• [Work request]:
Look through the material below and count the lines with the string "author". Report only the count.
───── Records shown
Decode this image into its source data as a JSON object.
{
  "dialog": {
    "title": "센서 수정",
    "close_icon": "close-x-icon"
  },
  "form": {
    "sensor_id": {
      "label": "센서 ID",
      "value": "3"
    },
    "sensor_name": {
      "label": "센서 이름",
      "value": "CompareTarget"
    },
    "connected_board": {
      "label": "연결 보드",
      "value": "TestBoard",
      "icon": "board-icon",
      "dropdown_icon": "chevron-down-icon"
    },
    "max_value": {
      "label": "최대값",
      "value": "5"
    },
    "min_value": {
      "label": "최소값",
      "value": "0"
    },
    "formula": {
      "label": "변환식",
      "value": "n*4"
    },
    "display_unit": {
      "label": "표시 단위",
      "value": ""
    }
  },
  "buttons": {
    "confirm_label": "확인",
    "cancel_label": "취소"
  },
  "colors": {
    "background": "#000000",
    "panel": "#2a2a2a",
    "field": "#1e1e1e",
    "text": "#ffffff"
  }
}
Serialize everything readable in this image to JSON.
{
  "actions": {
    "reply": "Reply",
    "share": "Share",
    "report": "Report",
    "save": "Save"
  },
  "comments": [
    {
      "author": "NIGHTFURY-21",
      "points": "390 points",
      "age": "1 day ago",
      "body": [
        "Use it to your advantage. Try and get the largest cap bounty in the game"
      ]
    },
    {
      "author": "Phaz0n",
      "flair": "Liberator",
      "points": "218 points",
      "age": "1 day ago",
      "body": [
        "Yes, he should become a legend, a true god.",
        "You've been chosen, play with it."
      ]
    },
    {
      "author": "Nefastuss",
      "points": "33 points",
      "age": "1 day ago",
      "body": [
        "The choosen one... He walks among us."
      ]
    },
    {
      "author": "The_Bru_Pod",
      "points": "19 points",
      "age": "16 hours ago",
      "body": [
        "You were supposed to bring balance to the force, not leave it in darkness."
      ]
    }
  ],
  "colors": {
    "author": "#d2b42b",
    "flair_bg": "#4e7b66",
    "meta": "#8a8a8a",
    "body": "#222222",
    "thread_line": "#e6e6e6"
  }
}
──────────
• [Problem solution]:
5